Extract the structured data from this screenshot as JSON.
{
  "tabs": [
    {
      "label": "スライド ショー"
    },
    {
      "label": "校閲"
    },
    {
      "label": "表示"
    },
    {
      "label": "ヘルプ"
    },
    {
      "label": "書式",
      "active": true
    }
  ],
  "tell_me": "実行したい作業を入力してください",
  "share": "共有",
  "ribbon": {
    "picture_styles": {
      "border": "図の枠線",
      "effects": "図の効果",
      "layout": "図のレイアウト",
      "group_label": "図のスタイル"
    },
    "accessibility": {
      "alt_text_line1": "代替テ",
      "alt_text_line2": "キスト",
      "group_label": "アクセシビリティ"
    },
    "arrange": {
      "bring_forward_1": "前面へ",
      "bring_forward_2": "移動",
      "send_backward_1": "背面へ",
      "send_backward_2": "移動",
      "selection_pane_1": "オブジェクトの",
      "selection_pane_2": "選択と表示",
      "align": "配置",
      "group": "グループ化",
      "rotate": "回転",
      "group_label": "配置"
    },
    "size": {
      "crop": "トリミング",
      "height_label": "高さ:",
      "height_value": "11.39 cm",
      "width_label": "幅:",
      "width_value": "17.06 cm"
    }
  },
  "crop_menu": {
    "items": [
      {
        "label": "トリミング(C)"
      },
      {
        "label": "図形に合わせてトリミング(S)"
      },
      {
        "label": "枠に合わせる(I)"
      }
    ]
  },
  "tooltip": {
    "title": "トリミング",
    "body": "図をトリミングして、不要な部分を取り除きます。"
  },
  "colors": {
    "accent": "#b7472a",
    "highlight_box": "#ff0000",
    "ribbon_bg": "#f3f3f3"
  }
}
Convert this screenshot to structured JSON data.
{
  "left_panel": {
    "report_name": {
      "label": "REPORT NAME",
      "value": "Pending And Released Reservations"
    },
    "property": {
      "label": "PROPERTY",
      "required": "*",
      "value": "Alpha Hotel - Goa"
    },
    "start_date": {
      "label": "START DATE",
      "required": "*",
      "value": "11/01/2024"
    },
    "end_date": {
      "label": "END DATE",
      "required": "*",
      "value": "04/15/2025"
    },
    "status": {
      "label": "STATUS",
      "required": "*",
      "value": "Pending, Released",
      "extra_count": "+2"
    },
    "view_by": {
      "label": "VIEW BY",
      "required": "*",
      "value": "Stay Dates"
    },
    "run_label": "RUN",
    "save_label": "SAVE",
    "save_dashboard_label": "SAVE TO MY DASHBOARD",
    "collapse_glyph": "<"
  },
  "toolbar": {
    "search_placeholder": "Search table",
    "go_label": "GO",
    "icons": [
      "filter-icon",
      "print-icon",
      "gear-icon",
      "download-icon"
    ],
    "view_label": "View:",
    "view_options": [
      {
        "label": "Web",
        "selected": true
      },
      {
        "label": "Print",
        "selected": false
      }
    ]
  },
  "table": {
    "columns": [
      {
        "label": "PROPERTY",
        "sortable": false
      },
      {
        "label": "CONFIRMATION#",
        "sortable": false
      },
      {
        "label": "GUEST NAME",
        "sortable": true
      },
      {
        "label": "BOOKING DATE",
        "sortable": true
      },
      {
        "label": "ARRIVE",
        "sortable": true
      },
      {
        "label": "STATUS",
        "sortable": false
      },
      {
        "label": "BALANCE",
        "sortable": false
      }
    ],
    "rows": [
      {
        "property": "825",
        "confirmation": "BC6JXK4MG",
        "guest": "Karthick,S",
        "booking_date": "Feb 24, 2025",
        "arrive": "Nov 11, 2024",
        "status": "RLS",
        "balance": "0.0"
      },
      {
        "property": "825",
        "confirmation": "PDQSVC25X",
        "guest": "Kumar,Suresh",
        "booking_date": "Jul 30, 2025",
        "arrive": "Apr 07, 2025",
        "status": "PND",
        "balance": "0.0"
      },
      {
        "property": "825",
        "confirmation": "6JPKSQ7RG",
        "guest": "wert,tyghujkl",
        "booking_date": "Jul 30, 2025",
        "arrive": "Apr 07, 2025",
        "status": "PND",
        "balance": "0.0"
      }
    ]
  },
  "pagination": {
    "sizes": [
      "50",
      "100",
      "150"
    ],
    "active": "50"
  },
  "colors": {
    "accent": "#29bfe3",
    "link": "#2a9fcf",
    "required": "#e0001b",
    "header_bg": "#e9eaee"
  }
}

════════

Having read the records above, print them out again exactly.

Extract the structured data from this screenshot as JSON.
{
  "tabs": [
    {
      "label": "スライド ショー"
    },
    {
      "label": "校閲"
    },
    {
      "label": "表示"
    },
    {
      "label": "ヘルプ"
    },
    {
      "label": "書式",
      "active": true
    }
  ],
  "tell_me": "実行したい作業を入力してください",
  "share": "共有",
  "ribbon": {
    "picture_styles": {
      "border": "図の枠線",
      "effects": "図の効果",
      "layout": "図のレイアウト",
      "group_label": "図のスタイル"
    },
    "accessibility": {
      "alt_text_line1": "代替テ",
      "alt_text_line2": "キスト",
      "group_label": "アクセシビリティ"
    },
    "arrange": {
      "bring_forward_1": "前面へ",
      "bring_forward_2": "移動",
      "send_backward_1": "背面へ",
      "send_backward_2": "移動",
      "selection_pane_1": "オブジェクトの",
      "selection_pane_2": "選択と表示",
      "align": "配置",
      "group": "グループ化",
      "rotate": "回転",
      "group_label": "配置"
    },
    "size": {
      "crop": "トリミング",
      "height_label": "高さ:",
      "height_value": "11.39 cm",
      "width_label": "幅:",
      "width_value": "17.06 cm"
    }
  },
  "crop_menu": {
    "items": [
      {
        "label": "トリミング(C)"
      },
      {
        "label": "図形に合わせてトリミング(S)"
      },
      {
        "label": "枠に合わせる(I)"
      }
    ]
  },
  "tooltip": {
    "title": "トリミング",
    "body": "図をトリミングして、不要な部分を取り除きます。"
  },
  "colors": {
    "accent": "#b7472a",
    "highlight_box": "#ff0000",
    "ribbon_bg": "#f3f3f3"
  }
}
Convert this screenshot to structured JSON data.
{
  "left_panel": {
    "report_name": {
      "label": "REPORT NAME",
      "value": "Pending And Released Reservations"
    },
    "property": {
      "label": "PROPERTY",
      "required": "*",
      "value": "Alpha Hotel - Goa"
    },
    "start_date": {
      "label": "START DATE",
      "required": "*",
      "value": "11/01/2024"
    },
    "end_date": {
      "label": "END DATE",
      "required": "*",
      "value": "04/15/2025"
    },
    "status": {
      "label": "STATUS",
      "required": "*",
      "value": "Pending, Released",
      "extra_count": "+2"
    },
    "view_by": {
      "label": "VIEW BY",
      "required": "*",
      "value": "Stay Dates"
    },
    "run_label": "RUN",
    "save_label": "SAVE",
    "save_dashboard_label": "SAVE TO MY DASHBOARD",
    "collapse_glyph": "<"
  },
  "toolbar": {
    "search_placeholder": "Search table",
    "go_label": "GO",
    "icons": [
      "filter-icon",
      "print-icon",
      "gear-icon",
      "download-icon"
    ],
    "view_label": "View:",
    "view_options": [
      {
        "label": "Web",
        "selected": true
      },
      {
        "label": "Print",
        "selected": false
      }
    ]
  },
  "table": {
    "columns": [
      {
        "label": "PROPERTY",
        "sortable": false
      },
      {
        "label": "CONFIRMATION#",
        "sortable": false
      },
      {
        "label": "GUEST NAME",
        "sortable": true
      },
      {
        "label": "BOOKING DATE",
        "sortable": true
      },
      {
        "label": "ARRIVE",
        "sortable": true
      },
      {
        "label": "STATUS",
        "sortable": false
      },
      {
        "label": "BALANCE",
        "sortable": false
      }
    ],
    "rows": [
      {
        "property": "825",
        "confirmation": "BC6JXK4MG",
        "guest": "Karthick,S",
        "booking_date": "Feb 24, 2025",
        "arrive": "Nov 11, 2024",
        "status": "RLS",
        "balance": "0.0"
      },
      {
        "property": "825",
        "confirmation": "PDQSVC25X",
        "guest": "Kumar,Suresh",
        "booking_date": "Jul 30, 2025",
        "arrive": "Apr 07, 2025",
        "status": "PND",
        "balance": "0.0"
      },
      {
        "property": "825",
        "confirmation": "6JPKSQ7RG",
        "guest": "wert,tyghujkl",
        "booking_date": "Jul 30, 2025",
        "arrive": "Apr 07, 2025",
        "status": "PND",
        "balance": "0.0"
      }
    ]
  },
  "pagination": {
    "sizes": [
      "50",
      "100",
      "150"
    ],
    "active": "50"
  },
  "colors": {
    "accent": "#29bfe3",
    "link": "#2a9fcf",
    "required": "#e0001b",
    "header_bg": "#e9eaee"
  }
}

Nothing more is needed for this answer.